** Opening Provided material block **
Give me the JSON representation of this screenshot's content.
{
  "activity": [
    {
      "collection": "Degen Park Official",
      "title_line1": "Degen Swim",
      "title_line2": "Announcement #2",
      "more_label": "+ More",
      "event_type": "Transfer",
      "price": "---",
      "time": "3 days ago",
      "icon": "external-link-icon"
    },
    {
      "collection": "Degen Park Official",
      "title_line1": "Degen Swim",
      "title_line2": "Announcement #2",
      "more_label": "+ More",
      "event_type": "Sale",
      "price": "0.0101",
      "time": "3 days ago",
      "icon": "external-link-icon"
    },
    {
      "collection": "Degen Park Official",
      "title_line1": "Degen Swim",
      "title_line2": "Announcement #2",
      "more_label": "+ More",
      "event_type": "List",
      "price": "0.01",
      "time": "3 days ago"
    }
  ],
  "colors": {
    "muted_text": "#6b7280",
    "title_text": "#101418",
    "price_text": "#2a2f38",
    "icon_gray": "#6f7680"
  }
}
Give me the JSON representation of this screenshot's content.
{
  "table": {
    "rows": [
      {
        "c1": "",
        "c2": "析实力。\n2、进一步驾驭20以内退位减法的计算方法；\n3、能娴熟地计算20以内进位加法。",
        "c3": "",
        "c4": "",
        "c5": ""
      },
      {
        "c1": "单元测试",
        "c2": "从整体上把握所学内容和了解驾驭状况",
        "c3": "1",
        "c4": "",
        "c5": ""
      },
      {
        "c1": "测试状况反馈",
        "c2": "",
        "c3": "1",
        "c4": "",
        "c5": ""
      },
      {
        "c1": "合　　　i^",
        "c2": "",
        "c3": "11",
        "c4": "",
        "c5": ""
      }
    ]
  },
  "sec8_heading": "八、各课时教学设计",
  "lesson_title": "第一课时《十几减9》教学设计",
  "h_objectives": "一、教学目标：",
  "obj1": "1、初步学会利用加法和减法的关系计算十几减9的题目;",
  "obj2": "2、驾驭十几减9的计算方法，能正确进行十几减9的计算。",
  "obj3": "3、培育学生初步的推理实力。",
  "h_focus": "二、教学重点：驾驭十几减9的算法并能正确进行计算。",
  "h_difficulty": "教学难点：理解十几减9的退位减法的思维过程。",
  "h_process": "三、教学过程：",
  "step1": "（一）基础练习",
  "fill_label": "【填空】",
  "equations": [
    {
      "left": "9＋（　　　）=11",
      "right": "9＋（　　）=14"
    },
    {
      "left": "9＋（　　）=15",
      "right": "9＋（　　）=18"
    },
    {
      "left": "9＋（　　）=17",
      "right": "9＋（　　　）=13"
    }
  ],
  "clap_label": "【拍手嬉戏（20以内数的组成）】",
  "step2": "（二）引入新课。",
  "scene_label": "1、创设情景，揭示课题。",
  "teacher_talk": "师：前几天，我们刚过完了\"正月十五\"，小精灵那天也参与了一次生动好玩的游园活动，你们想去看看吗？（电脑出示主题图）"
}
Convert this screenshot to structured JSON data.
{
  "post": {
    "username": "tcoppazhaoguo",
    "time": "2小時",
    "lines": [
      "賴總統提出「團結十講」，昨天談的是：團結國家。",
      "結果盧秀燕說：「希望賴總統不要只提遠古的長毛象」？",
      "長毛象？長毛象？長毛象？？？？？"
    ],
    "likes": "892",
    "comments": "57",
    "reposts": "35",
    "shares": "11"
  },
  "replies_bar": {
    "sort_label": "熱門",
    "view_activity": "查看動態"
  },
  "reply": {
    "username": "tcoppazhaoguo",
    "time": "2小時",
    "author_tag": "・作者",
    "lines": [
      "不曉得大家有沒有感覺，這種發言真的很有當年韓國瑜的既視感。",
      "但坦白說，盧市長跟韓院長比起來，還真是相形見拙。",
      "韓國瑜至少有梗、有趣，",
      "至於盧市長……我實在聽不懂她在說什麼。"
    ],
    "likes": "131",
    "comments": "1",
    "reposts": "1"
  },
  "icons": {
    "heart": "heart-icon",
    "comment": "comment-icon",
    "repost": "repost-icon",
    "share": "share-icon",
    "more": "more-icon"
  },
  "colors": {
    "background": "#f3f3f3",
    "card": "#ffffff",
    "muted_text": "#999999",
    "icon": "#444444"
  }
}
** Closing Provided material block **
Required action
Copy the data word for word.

Task response
Give me the JSON representation of this screenshot's content.
{
  "activity": [
    {
      "collection": "Degen Park Official",
      "title_line1": "Degen Swim",
      "title_line2": "Announcement #2",
      "more_label": "+ More",
      "event_type": "Transfer",
      "price": "---",
      "time": "3 days ago",
      "icon": "external-link-icon"
    },
    {
      "collection": "Degen Park Official",
      "title_line1": "Degen Swim",
      "title_line2": "Announcement #2",
      "more_label": "+ More",
      "event_type": "Sale",
      "price": "0.0101",
      "time": "3 days ago",
      "icon": "external-link-icon"
    },
    {
      "collection": "Degen Park Official",
      "title_line1": "Degen Swim",
      "title_line2": "Announcement #2",
      "more_label": "+ More",
      "event_type": "List",
      "price": "0.01",
      "time": "3 days ago"
    }
  ],
  "colors": {
    "muted_text": "#6b7280",
    "title_text": "#101418",
    "price_text": "#2a2f38",
    "icon_gray": "#6f7680"
  }
}
Give me the JSON representation of this screenshot's content.
{
  "table": {
    "rows": [
      {
        "c1": "",
        "c2": "析实力。\n2、进一步驾驭20以内退位减法的计算方法；\n3、能娴熟地计算20以内进位加法。",
        "c3": "",
        "c4": "",
        "c5": ""
      },
      {
        "c1": "单元测试",
        "c2": "从整体上把握所学内容和了解驾驭状况",
        "c3": "1",
        "c4": "",
        "c5": ""
      },
      {
        "c1": "测试状况反馈",
        "c2": "",
        "c3": "1",
        "c4": "",
        "c5": ""
      },
      {
        "c1": "合　　　i^",
        "c2": "",
        "c3": "11",
        "c4": "",
        "c5": ""
      }
    ]
  },
  "sec8_heading": "八、各课时教学设计",
  "lesson_title": "第一课时《十几减9》教学设计",
  "h_objectives": "一、教学目标：",
  "obj1": "1、初步学会利用加法和减法的关系计算十几减9的题目;",
  "obj2": "2、驾驭十几减9的计算方法，能正确进行十几减9的计算。",
  "obj3": "3、培育学生初步的推理实力。",
  "h_focus": "二、教学重点：驾驭十几减9的算法并能正确进行计算。",
  "h_difficulty": "教学难点：理解十几减9的退位减法的思维过程。",
  "h_process": "三、教学过程：",
  "step1": "（一）基础练习",
  "fill_label": "【填空】",
  "equations": [
    {
      "left": "9＋（　　　）=11",
      "right": "9＋（　　）=14"
    },
    {
      "left": "9＋（　　）=15",
      "right": "9＋（　　）=18"
    },
    {
      "left": "9＋（　　）=17",
      "right": "9＋（　　　）=13"
    }
  ],
  "clap_label": "【拍手嬉戏（20以内数的组成）】",
  "step2": "（二）引入新课。",
  "scene_label": "1、创设情景，揭示课题。",
  "teacher_talk": "师：前几天，我们刚过完了\"正月十五\"，小精灵那天也参与了一次生动好玩的游园活动，你们想去看看吗？（电脑出示主题图）"
}
Convert this screenshot to structured JSON data.
{
  "post": {
    "username": "tcoppazhaoguo",
    "time": "2小時",
    "lines": [
      "賴總統提出「團結十講」，昨天談的是：團結國家。",
      "結果盧秀燕說：「希望賴總統不要只提遠古的長毛象」？",
      "長毛象？長毛象？長毛象？？？？？"
    ],
    "likes": "892",
    "comments": "57",
    "reposts": "35",
    "shares": "11"
  },
  "replies_bar": {
    "sort_label": "熱門",
    "view_activity": "查看動態"
  },
  "reply": {
    "username": "tcoppazhaoguo",
    "time": "2小時",
    "author_tag": "・作者",
    "lines": [
      "不曉得大家有沒有感覺，這種發言真的很有當年韓國瑜的既視感。",
      "但坦白說，盧市長跟韓院長比起來，還真是相形見拙。",
      "韓國瑜至少有梗、有趣，",
      "至於盧市長……我實在聽不懂她在說什麼。"
    ],
    "likes": "131",
    "comments": "1",
    "reposts": "1"
  },
  "icons": {
    "heart": "heart-icon",
    "comment": "comment-icon",
    "repost": "repost-icon",
    "share": "share-icon",
    "more": "more-icon"
  },
  "colors": {
    "background": "#f3f3f3",
    "card": "#ffffff",
    "muted_text": "#999999",
    "icon": "#444444"
  }
}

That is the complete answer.